## Provided records
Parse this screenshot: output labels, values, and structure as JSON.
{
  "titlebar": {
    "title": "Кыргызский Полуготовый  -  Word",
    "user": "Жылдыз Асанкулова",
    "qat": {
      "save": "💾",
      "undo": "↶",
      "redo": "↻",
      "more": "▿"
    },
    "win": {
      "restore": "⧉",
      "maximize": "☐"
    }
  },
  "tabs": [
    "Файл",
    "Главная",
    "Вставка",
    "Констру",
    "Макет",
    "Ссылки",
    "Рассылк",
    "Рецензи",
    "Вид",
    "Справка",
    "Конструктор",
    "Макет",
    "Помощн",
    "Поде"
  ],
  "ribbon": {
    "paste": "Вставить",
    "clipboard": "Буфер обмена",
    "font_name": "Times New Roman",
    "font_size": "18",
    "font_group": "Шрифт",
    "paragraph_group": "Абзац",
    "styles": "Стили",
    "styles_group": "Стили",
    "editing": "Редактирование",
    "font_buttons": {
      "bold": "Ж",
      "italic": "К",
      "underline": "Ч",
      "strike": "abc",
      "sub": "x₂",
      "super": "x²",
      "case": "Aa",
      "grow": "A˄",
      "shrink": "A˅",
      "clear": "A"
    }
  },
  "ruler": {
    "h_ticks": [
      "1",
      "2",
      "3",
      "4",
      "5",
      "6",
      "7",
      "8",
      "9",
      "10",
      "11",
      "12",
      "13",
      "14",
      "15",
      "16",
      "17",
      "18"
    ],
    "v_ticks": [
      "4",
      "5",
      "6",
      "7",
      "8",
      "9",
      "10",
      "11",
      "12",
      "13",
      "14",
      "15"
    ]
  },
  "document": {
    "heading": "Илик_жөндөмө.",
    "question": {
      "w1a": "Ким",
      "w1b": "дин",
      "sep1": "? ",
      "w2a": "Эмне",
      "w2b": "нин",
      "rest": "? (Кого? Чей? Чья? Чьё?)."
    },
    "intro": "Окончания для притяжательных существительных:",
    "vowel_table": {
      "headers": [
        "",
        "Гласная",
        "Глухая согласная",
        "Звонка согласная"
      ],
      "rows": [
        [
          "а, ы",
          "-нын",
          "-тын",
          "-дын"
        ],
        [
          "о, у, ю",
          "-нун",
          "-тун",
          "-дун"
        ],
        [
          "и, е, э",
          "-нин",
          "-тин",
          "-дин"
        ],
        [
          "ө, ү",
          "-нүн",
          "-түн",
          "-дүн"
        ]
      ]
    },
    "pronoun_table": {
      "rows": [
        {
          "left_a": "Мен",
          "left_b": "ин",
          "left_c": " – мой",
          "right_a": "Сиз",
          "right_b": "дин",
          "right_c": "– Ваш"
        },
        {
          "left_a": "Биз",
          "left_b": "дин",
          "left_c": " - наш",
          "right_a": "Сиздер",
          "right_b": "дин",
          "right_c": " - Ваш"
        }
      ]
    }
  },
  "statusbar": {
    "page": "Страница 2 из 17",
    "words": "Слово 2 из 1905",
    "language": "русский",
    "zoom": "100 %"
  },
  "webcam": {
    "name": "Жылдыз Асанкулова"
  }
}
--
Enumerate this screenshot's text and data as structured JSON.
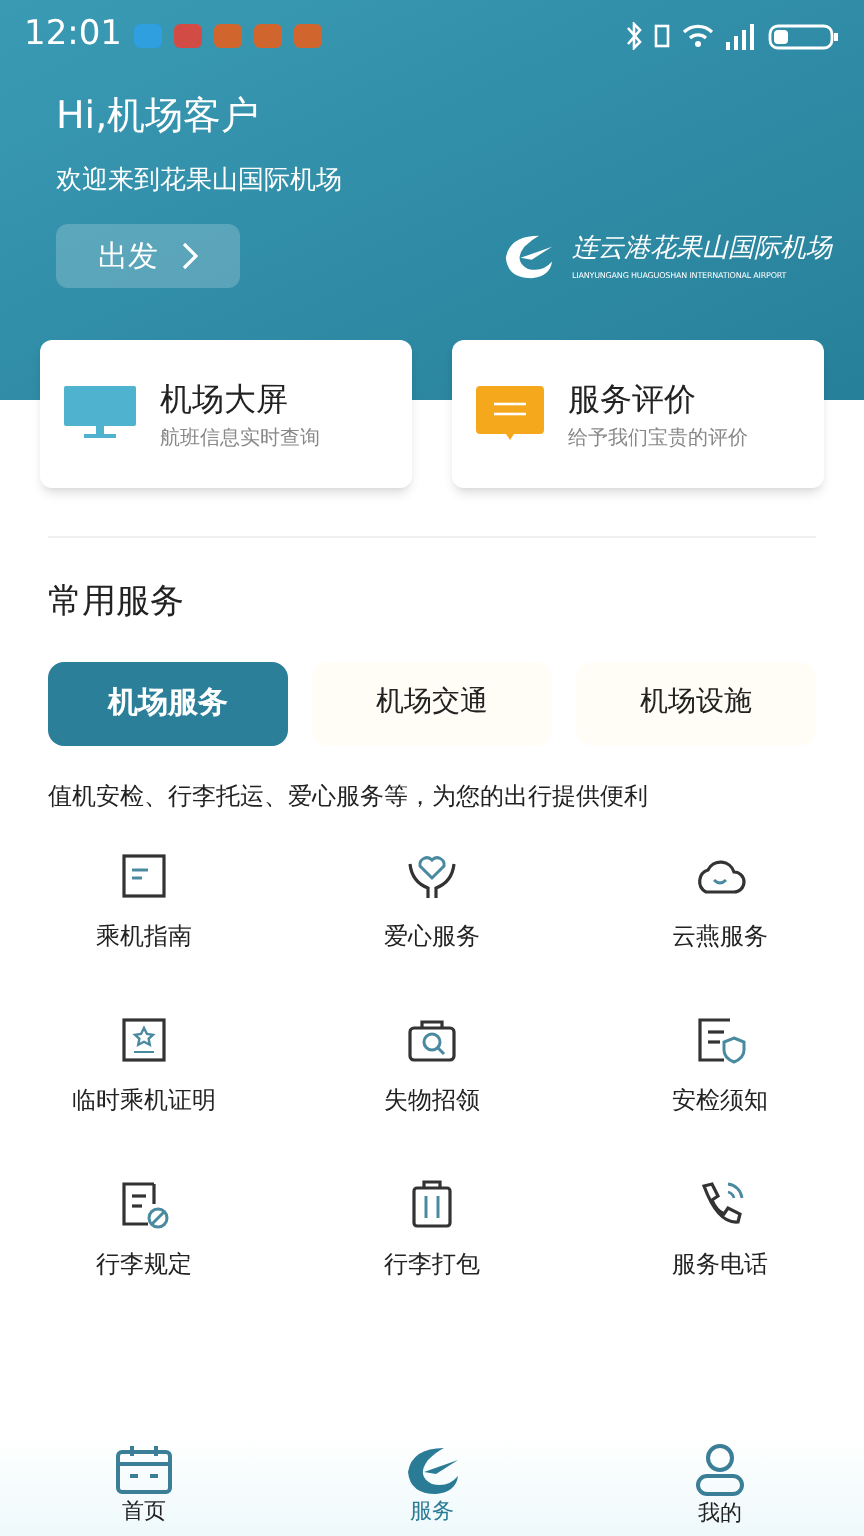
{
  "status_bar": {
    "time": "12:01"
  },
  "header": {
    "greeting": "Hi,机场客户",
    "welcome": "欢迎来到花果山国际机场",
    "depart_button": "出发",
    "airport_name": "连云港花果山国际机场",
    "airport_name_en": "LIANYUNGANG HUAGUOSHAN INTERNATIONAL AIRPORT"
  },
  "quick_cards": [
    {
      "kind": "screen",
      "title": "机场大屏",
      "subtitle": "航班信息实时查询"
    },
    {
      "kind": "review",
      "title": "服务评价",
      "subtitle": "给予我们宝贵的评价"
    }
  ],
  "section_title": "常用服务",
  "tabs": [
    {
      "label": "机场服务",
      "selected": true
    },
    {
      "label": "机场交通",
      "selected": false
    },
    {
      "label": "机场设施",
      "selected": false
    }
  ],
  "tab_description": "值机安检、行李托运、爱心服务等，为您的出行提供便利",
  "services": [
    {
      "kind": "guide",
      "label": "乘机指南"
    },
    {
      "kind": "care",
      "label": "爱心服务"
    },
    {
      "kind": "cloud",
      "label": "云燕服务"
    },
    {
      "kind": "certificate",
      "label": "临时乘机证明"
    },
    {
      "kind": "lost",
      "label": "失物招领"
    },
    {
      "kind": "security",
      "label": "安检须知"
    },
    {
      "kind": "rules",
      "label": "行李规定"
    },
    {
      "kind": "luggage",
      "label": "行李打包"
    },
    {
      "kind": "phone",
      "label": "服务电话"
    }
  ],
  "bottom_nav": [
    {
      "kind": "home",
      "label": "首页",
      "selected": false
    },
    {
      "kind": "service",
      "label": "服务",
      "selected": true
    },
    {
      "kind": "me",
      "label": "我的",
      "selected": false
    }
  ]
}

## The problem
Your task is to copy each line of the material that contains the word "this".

## Exercise result
Parse this screenshot: output labels, values, and structure as JSON.
Enumerate this screenshot's text and data as structured JSON.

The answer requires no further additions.